- Task details: Search the records for the word "kind". Copy every line where it appears.

+++

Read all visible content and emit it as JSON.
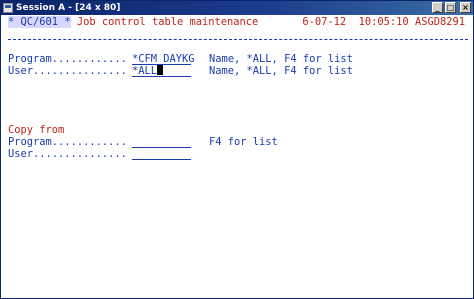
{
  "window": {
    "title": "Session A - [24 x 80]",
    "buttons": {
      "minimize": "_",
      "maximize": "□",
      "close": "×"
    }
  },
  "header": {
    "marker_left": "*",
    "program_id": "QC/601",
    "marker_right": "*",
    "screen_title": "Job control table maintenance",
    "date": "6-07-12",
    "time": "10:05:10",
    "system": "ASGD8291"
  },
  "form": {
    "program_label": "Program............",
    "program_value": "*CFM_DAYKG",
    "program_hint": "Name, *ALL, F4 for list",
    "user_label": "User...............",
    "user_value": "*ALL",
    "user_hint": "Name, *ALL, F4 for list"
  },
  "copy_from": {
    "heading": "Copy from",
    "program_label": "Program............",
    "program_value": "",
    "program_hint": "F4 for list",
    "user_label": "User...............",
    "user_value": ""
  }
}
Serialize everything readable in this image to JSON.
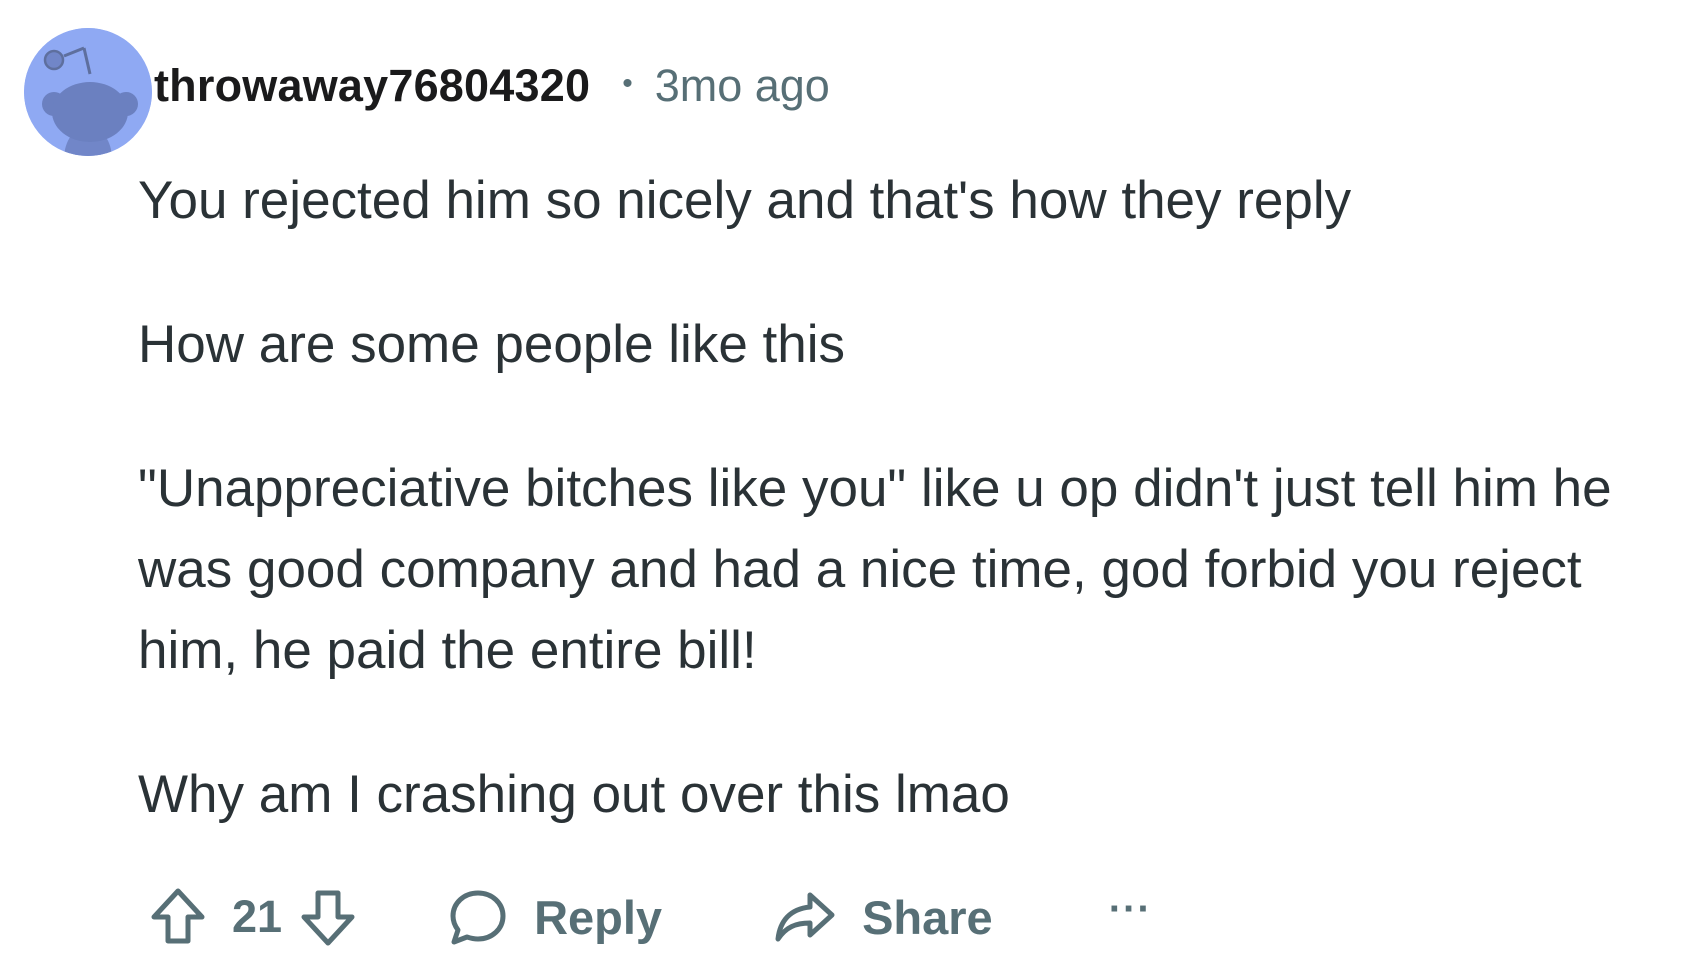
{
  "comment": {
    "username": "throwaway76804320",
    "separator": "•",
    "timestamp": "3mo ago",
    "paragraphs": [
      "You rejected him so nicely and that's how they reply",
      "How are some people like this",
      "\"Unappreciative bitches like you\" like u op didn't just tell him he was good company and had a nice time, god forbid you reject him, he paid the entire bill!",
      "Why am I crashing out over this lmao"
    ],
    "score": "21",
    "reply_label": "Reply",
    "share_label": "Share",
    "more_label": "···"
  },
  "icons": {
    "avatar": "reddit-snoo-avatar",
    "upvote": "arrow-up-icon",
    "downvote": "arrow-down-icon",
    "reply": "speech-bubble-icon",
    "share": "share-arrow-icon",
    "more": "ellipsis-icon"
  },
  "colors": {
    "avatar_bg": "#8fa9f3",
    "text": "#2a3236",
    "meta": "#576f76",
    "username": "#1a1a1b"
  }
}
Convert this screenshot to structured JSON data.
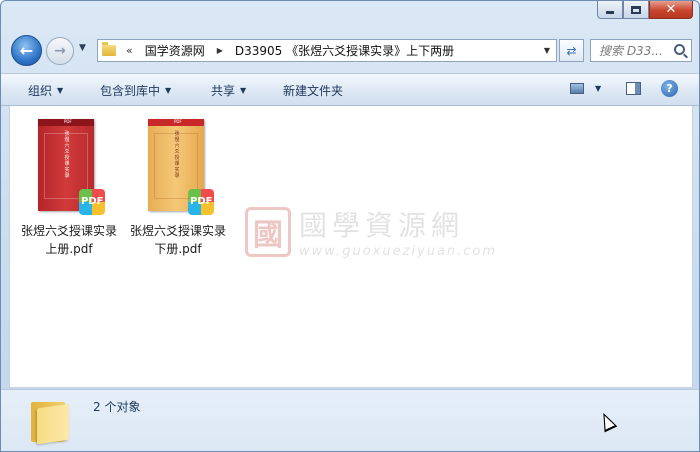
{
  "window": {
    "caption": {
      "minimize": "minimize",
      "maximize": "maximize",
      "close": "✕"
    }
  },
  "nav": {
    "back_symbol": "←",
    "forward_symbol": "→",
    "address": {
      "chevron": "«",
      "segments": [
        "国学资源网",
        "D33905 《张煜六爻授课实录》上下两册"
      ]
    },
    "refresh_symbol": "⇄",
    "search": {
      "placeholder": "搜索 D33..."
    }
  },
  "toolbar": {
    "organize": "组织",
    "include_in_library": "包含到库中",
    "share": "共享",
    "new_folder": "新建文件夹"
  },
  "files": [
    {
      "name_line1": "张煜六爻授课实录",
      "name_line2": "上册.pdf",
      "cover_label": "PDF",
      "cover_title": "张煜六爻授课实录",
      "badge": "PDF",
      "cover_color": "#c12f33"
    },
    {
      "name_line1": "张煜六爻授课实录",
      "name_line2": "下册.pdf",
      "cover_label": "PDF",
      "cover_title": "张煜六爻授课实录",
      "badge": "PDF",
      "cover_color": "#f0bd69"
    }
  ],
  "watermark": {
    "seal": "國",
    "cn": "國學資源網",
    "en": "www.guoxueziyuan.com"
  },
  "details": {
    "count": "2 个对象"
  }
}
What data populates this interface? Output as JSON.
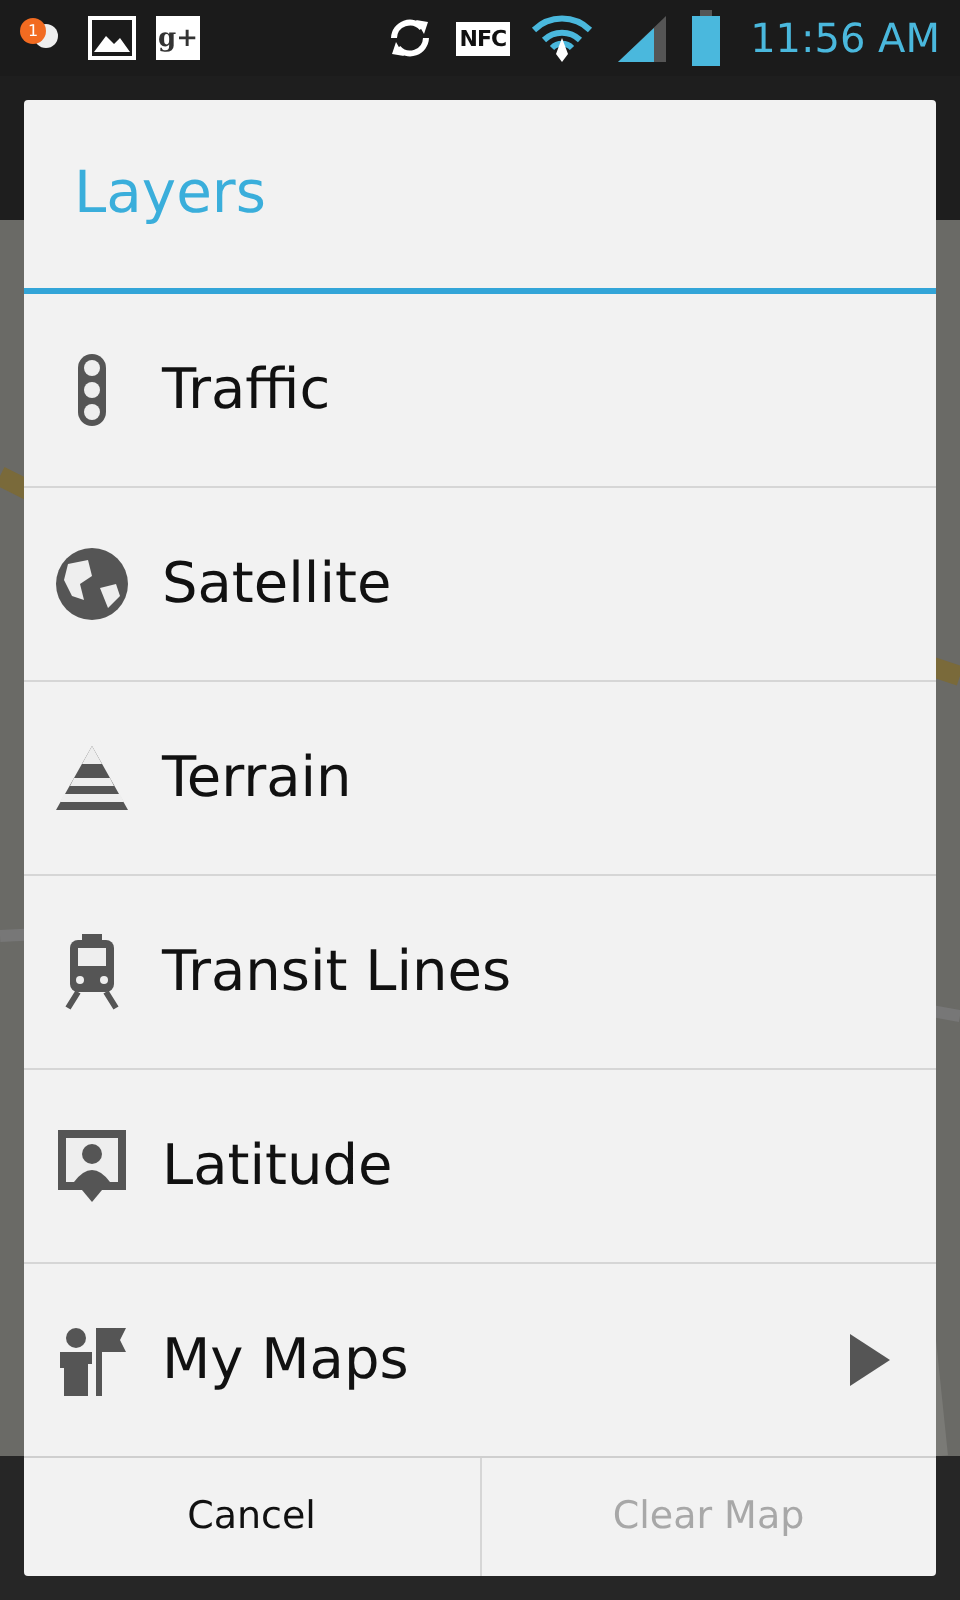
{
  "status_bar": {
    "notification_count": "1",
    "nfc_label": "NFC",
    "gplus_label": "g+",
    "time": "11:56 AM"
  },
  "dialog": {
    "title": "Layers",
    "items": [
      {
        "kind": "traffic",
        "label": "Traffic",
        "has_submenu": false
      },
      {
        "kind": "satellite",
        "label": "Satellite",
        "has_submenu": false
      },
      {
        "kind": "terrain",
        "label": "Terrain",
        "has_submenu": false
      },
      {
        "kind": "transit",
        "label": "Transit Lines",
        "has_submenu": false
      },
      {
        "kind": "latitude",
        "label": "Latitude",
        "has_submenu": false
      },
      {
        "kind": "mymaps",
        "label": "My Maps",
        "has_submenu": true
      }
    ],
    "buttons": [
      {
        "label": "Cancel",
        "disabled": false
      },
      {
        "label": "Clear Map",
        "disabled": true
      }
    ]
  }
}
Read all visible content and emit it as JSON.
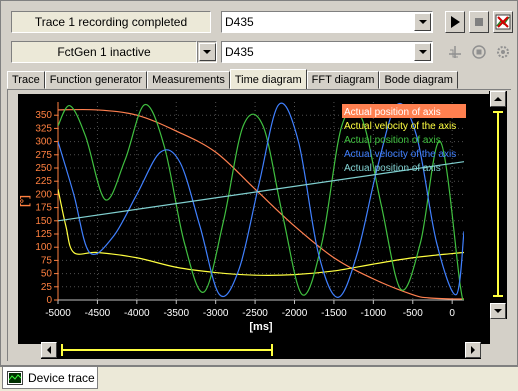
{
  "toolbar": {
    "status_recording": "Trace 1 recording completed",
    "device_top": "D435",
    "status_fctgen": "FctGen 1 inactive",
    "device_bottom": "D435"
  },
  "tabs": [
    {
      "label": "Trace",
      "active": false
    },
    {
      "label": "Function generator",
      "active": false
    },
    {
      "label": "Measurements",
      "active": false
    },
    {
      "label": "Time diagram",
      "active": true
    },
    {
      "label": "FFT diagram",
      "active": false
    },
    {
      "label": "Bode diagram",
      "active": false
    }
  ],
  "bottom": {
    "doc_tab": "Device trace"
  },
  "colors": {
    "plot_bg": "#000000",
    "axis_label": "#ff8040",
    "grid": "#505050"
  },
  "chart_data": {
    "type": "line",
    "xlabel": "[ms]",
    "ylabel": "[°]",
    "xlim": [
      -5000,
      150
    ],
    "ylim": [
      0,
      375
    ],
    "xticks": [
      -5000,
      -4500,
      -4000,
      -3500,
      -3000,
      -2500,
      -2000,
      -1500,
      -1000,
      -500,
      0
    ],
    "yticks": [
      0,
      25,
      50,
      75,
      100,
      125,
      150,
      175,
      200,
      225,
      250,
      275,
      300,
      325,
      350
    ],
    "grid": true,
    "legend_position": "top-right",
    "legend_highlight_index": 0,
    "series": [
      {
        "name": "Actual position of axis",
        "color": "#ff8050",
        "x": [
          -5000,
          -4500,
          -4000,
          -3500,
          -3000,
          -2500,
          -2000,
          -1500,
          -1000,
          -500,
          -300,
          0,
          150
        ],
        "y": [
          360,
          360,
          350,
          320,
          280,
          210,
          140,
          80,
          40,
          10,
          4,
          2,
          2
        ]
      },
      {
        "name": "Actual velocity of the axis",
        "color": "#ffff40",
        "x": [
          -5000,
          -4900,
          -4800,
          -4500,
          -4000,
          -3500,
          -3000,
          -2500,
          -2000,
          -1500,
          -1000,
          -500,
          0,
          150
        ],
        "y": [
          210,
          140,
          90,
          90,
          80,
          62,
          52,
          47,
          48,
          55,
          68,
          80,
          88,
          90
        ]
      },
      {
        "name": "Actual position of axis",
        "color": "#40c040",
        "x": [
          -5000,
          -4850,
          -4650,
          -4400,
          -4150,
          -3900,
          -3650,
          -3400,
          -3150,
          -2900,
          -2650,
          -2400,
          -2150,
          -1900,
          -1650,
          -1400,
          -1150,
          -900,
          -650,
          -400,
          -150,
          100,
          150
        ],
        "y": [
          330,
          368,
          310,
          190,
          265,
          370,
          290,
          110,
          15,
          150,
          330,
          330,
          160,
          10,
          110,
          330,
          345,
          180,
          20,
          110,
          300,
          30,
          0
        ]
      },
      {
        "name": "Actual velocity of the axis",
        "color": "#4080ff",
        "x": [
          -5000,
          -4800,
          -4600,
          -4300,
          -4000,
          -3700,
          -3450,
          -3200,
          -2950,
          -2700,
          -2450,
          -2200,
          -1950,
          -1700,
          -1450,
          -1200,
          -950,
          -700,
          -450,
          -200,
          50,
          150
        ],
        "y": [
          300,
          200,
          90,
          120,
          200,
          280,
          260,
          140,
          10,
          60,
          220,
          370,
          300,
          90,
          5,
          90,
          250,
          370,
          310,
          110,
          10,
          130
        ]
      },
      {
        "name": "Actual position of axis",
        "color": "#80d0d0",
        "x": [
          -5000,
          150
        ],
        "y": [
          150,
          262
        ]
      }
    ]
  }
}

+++

- Solution to this problem:
        "kind": "traffic",
        "kind": "satellite",
        "kind": "terrain",
        "kind": "transit",
        "kind": "latitude",
        "kind": "mymaps",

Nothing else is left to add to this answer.